Satellites do many awesome things: they allow us to communicate with friends and family, they help us find our way home when we're lost, and of course, they bring us television -- delicious television. But there are a few downsides to those hunks of metal and circuitry floating above the surface of the earth, and for drivers in Britain, one of those downsides is now speed traps. (Those of you who think traffic cams are the worst thing since Crystal Pepsi might want to jump to the next article.)
In London and Cornwall, a pilot program has just been launched that combines all the fun of terrestrial speed cameras with the creepy omniscience of GPS. In a nutshell, the program -- called "SpeedSpike" -- uses positioning satellites to track motorists as they travel between traffic cameras. By calculating the time it takes a driver to move from one point to the other, SpeedSpike can determine whether or not the motorist has been speeding. When the car reaches the second camera, calculations are made, and if they're out of line -- blammo! -- a photo is taken of the license plate, and a ticket is mailed to the owner.
Obviously, this is terrible news for leadfooters. Garden-variety traffic cameras are confined to a particular area: if you're not driving by one, it can't give you a ticket. But SpeedSpike allows the camera system to expand exponentially, with far less on-the-ground hardware. As long as you drive past two cameras, your speed can be measured and you can potentially receive a citation. Taken to its logical extreme, the British government could roll out enough camera checkpoints to cover the entire nation.
And just because this is happening in Britain doesn't mean that those of us in North America can relax: the company behind SpeedSpike, PIPS Technology, is based in Knoxville, Tennessee. Not to get all survivalist or anything, but: yikes.
Of course, the real problem with SpeedSpike goes beyond overbearing traffic enforcement: SpeedSpike opens the door to serious breaches of individual privacy. It's hard to argue that anything as illegal and dangerous as speeding is a-okay, so SpeedSpike itself is, in theory, justifiable.

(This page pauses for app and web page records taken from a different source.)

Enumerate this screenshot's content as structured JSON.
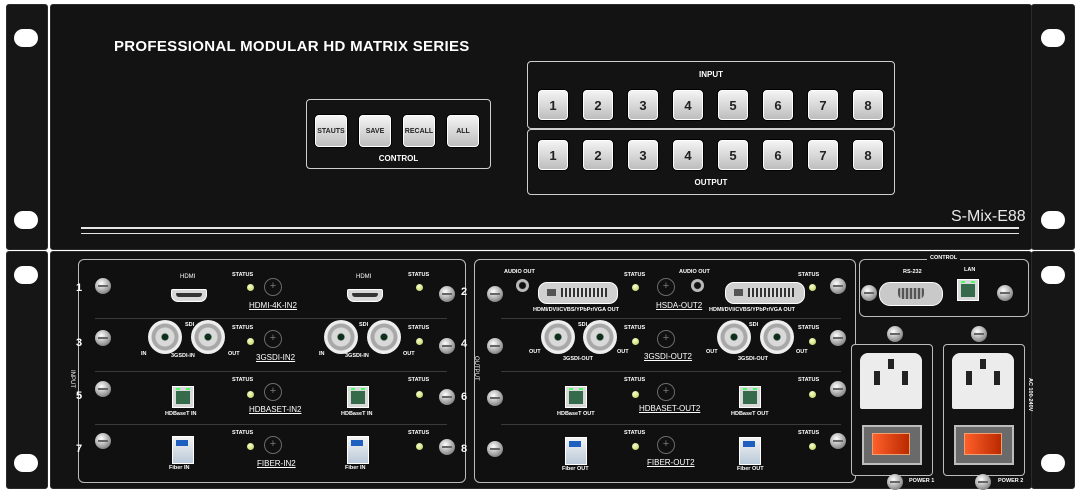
{
  "top_unit": {
    "title": "PROFESSIONAL MODULAR HD MATRIX SERIES",
    "model": "S-Mix-E88",
    "control": {
      "label": "CONTROL",
      "buttons": [
        "STAUTS",
        "SAVE",
        "RECALL",
        "ALL"
      ]
    },
    "input": {
      "label": "INPUT",
      "buttons": [
        "1",
        "2",
        "3",
        "4",
        "5",
        "6",
        "7",
        "8"
      ]
    },
    "output": {
      "label": "OUTPUT",
      "buttons": [
        "1",
        "2",
        "3",
        "4",
        "5",
        "6",
        "7",
        "8"
      ]
    }
  },
  "rear_unit": {
    "input_side_label": "INPUT",
    "output_side_label": "OUTPUT",
    "status_label": "STATUS",
    "slot_numbers": [
      "1",
      "2",
      "3",
      "4",
      "5",
      "6",
      "7",
      "8"
    ],
    "input_cards": [
      {
        "name": "HDMI-4K-IN2",
        "port_labels": [
          "HDMI",
          "HDMI"
        ]
      },
      {
        "name": "3GSDI-IN2",
        "port_labels": [
          "SDI",
          "SDI"
        ],
        "sub_labels": [
          "IN",
          "3GSDI-IN",
          "OUT",
          "IN",
          "3GSDI-IN",
          "OUT"
        ]
      },
      {
        "name": "HDBASET-IN2",
        "port_labels": [
          "HDBaseT IN",
          "HDBaseT IN"
        ]
      },
      {
        "name": "FIBER-IN2",
        "port_labels": [
          "Fiber IN",
          "Fiber IN"
        ]
      }
    ],
    "output_cards": [
      {
        "name": "HSDA-OUT2",
        "port_labels": [
          "AUDIO OUT",
          "AUDIO OUT",
          "HDMI/DVI/CVBS/YPbPr/VGA OUT",
          "HDMI/DVI/CVBS/YPbPr/VGA OUT"
        ]
      },
      {
        "name": "3GSDI-OUT2",
        "port_labels": [
          "SDI",
          "SDI"
        ],
        "sub_labels": [
          "OUT",
          "3GSDI-OUT",
          "OUT",
          "OUT",
          "3GSDI-OUT",
          "OUT"
        ]
      },
      {
        "name": "HDBASET-OUT2",
        "port_labels": [
          "HDBaseT OUT",
          "HDBaseT OUT"
        ]
      },
      {
        "name": "FIBER-OUT2",
        "port_labels": [
          "Fiber OUT",
          "Fiber OUT"
        ]
      }
    ],
    "control": {
      "label": "CONTROL",
      "rs232": "RS-232",
      "lan": "LAN"
    },
    "power": {
      "labels": [
        "POWER 1",
        "POWER 2"
      ],
      "voltage": "AC 100-240V"
    }
  }
}
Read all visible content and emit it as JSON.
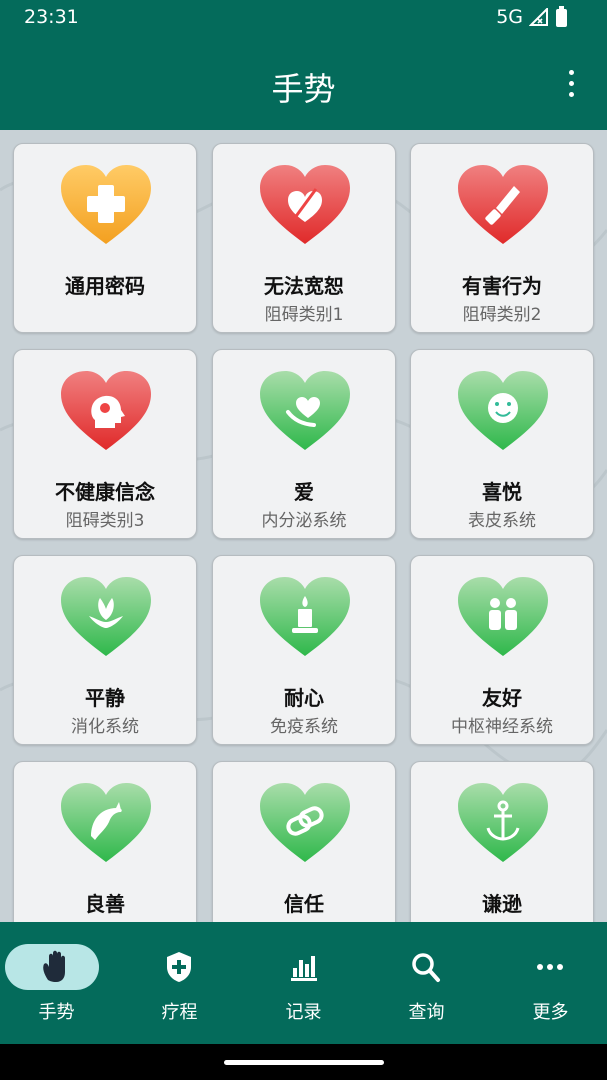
{
  "status": {
    "time": "23:31",
    "network": "5G"
  },
  "appbar": {
    "title": "手势"
  },
  "cards": [
    {
      "name": "通用密码",
      "sub": "",
      "color": "orange",
      "icon": "plus-icon"
    },
    {
      "name": "无法宽恕",
      "sub": "阻碍类别1",
      "color": "red",
      "icon": "broken-heart-icon"
    },
    {
      "name": "有害行为",
      "sub": "阻碍类别2",
      "color": "red",
      "icon": "knife-icon"
    },
    {
      "name": "不健康信念",
      "sub": "阻碍类别3",
      "color": "red",
      "icon": "head-icon"
    },
    {
      "name": "爱",
      "sub": "内分泌系统",
      "color": "green",
      "icon": "heart-hand-icon"
    },
    {
      "name": "喜悦",
      "sub": "表皮系统",
      "color": "green",
      "icon": "smile-icon"
    },
    {
      "name": "平静",
      "sub": "消化系统",
      "color": "green",
      "icon": "lotus-icon"
    },
    {
      "name": "耐心",
      "sub": "免疫系统",
      "color": "green",
      "icon": "candle-icon"
    },
    {
      "name": "友好",
      "sub": "中枢神经系统",
      "color": "green",
      "icon": "people-icon"
    },
    {
      "name": "良善",
      "sub": "",
      "color": "green",
      "icon": "dolphin-icon"
    },
    {
      "name": "信任",
      "sub": "",
      "color": "green",
      "icon": "link-icon"
    },
    {
      "name": "谦逊",
      "sub": "",
      "color": "green",
      "icon": "anchor-icon"
    }
  ],
  "nav": [
    {
      "label": "手势",
      "icon": "hand-icon",
      "active": true
    },
    {
      "label": "疗程",
      "icon": "shield-plus-icon",
      "active": false
    },
    {
      "label": "记录",
      "icon": "bar-chart-icon",
      "active": false
    },
    {
      "label": "查询",
      "icon": "search-icon",
      "active": false
    },
    {
      "label": "更多",
      "icon": "more-horizontal-icon",
      "active": false
    }
  ],
  "colors": {
    "primary": "#046b5b",
    "orange_top": "#ffcb66",
    "orange_bottom": "#f3a020",
    "red_top": "#f08080",
    "red_bottom": "#e02a2a",
    "green_top": "#a9ddaa",
    "green_bottom": "#2fb84b",
    "active_pill": "#b8e6e6"
  }
}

But the jump from traffic enforcement to more insidious applications is a short and easy one.
Unfortunately, just like cell phones, in-car internet, and Lunchables, the genie is out of the bottle on this brand of technology. PIPS's pilot program might fail for any number of reasons -- political, logistical, or otherwise -- but the idea is there, and the technology is there, so our guess is that the service itself will eventually be there in some form or other. As drivers (and voters), we need to make sure it rolls out in a way that ensures safety while also respecting the privacy of individuals.